Aim of the task:
Leave out the pictures and reproduce all of the data exactly.

*** Opening Excerpted data ***

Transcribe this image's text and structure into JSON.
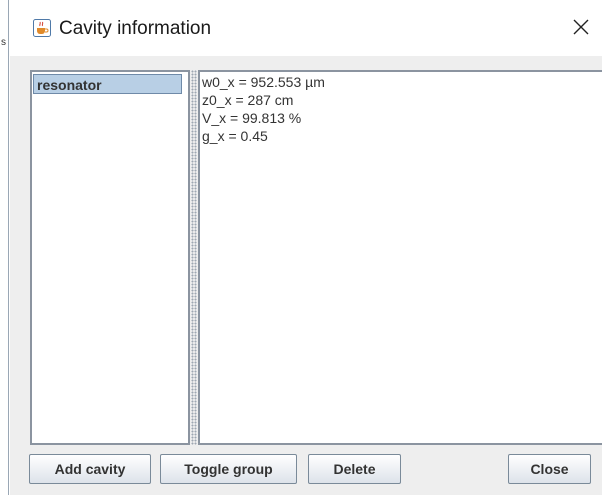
{
  "window": {
    "title": "Cavity information",
    "icon": "java-cup-icon",
    "close_icon": "close-icon"
  },
  "list": {
    "items": [
      {
        "label": "resonator",
        "selected": true
      }
    ]
  },
  "details": {
    "lines": [
      "w0_x = 952.553 µm",
      "z0_x = 287 cm",
      "V_x = 99.813 %",
      "g_x = 0.45"
    ]
  },
  "buttons": {
    "add_cavity": "Add cavity",
    "toggle_group": "Toggle group",
    "delete": "Delete",
    "close": "Close"
  },
  "colors": {
    "selection": "#b8cfe5",
    "panel_border": "#8b94a0",
    "dialog_bg": "#eeeeee"
  }
}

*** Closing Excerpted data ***

Result below:
Transcribe this image's text and structure into JSON.
{
  "window": {
    "title": "Cavity information",
    "icon": "java-cup-icon",
    "close_icon": "close-icon"
  },
  "list": {
    "items": [
      {
        "label": "resonator",
        "selected": true
      }
    ]
  },
  "details": {
    "lines": [
      "w0_x = 952.553 µm",
      "z0_x = 287 cm",
      "V_x = 99.813 %",
      "g_x = 0.45"
    ]
  },
  "buttons": {
    "add_cavity": "Add cavity",
    "toggle_group": "Toggle group",
    "delete": "Delete",
    "close": "Close"
  },
  "colors": {
    "selection": "#b8cfe5",
    "panel_border": "#8b94a0",
    "dialog_bg": "#eeeeee"
  }
}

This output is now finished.